National and international phone numbers can be requested at 1254 (or online at www.1254.it).
- Italian telephone area codes all begin with 0 and consist of up to four digits. The area code is followed by anything from four to eight digits. Area codes are an integral part of all Italian phone numbers and must be dialled even when calling locally.
- Mobile-phone numbers begin with a three-digit prefix starting with a 3.
- Toll-free (free-phone) numbers are known as numeri verdi and usually start with 800.
- Nongeographical numbers start with 840, 841, 848, 892, 899, 163, 166 or 199.
- Some six-digit national rate numbers are also in use (such as those for Alitalia and Trenitalia).
- To call Italy from abroad, call your international access number, then Italy's country code (39) and then the area code of the location you want, including the leading 0.
- Avoid making international calls from a hotel, as rates are high.
- The cheapest options are free or low-cost apps such as Skype and Viber, connecting by using the wi-fi at your accommodation or at a cafe or other venue offering free wi-fi.
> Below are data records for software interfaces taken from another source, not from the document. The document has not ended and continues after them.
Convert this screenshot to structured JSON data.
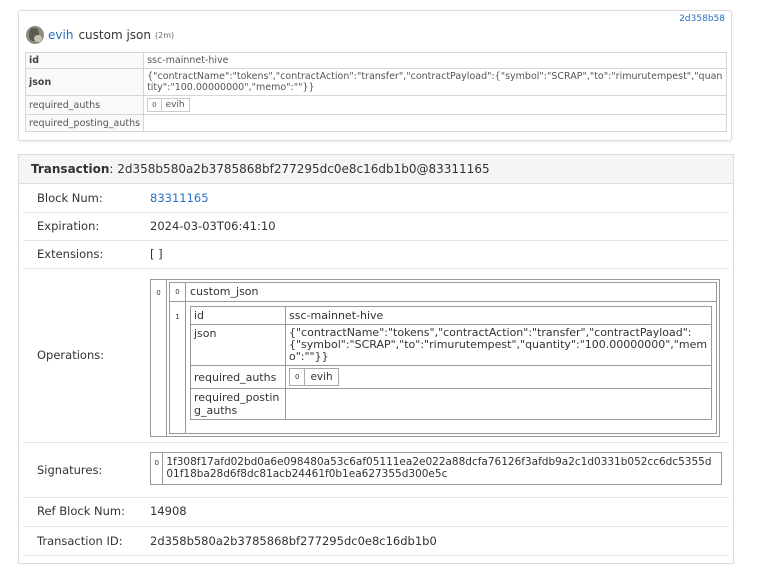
{
  "op_card": {
    "hash_link": "2d358b58",
    "user": "evih",
    "op_type": "custom json",
    "age": "(2m)",
    "fields": {
      "id_label": "id",
      "id_value": "ssc-mainnet-hive",
      "json_label": "json",
      "json_value": "{\"contractName\":\"tokens\",\"contractAction\":\"transfer\",\"contractPayload\":{\"symbol\":\"SCRAP\",\"to\":\"rimurutempest\",\"quantity\":\"100.00000000\",\"memo\":\"\"}}",
      "required_auths_label": "required_auths",
      "required_auths_index": "0",
      "required_auths_value": "evih",
      "required_posting_auths_label": "required_posting_auths"
    }
  },
  "transaction": {
    "header_label": "Transaction",
    "header_value": ": 2d358b580a2b3785868bf277295dc0e8c16db1b0@83311165",
    "block_num_label": "Block Num:",
    "block_num_value": "83311165",
    "expiration_label": "Expiration:",
    "expiration_value": "2024-03-03T06:41:10",
    "extensions_label": "Extensions:",
    "extensions_value": "[ ]",
    "operations_label": "Operations:",
    "operations": {
      "outer_index": "0",
      "inner_index": "0",
      "op_name": "custom_json",
      "param_index": "1",
      "id_label": "id",
      "id_value": "ssc-mainnet-hive",
      "json_label": "json",
      "json_value": "{\"contractName\":\"tokens\",\"contractAction\":\"transfer\",\"contractPayload\":{\"symbol\":\"SCRAP\",\"to\":\"rimurutempest\",\"quantity\":\"100.00000000\",\"memo\":\"\"}}",
      "required_auths_label": "required_auths",
      "required_auths_index": "0",
      "required_auths_value": "evih",
      "required_posting_auths_label": "required_posting_auths"
    },
    "signatures_label": "Signatures:",
    "signature_index": "0",
    "signature_value": "1f308f17afd02bd0a6e098480a53c6af05111ea2e022a88dcfa76126f3afdb9a2c1d0331b052cc6dc5355d01f18ba28d6f8dc81acb24461f0b1ea627355d300e5c",
    "ref_block_num_label": "Ref Block Num:",
    "ref_block_num_value": "14908",
    "transaction_id_label": "Transaction ID:",
    "transaction_id_value": "2d358b580a2b3785868bf277295dc0e8c16db1b0"
  },
  "colors": {
    "link": "#2a6fc2",
    "border": "#dcdcdc"
  }
}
- Another cheap option is to use an international calling card. Note, however, that there are very few public payphones left, so consider a pre-paid card that allows you to call from any phone. Cards are available at newsstands and tobacconists.
- To call abroad from Italy dial 00, then the country and area codes, followed by the telephone number.
- To make a reverse-charge (collect) international call from a public telephone, dial 170. All phone operators speak English.
Local SIM cards can be used in European, Australian and some unlocked US phones. Other phones must be set to roaming.
- Italian mobile phones operate on the GSM 900/1800 network, which is compatible with the rest of Europe and Australia but not always with the North American GSM or CDMA systems – check with your service provider.
- The cheapest way of using your mobile is to buy a prepaid (prepagato) Italian SIM card. TIM (www.tim.it), Wind (www.wind.it), Vodafone (www.vodafone.it) and Tre (www.tre.it) all offer SIM cards and have retail outlets in most Italian cities and towns. All SIM cards must be registered in Italy, so make sure you have a passport or ID card with you when you buy one.
- You can easily top up your Italian SIM with a recharge card (ricarica), available from most tobacconists, some bars, supermarkets and banks.
Payphones & Phonecards
Although public payphones still exist across Italy, their numbers continue to decrease. Those that are still working take telephone cards (schede telefoniche), which are available from tobacconists and newsstands.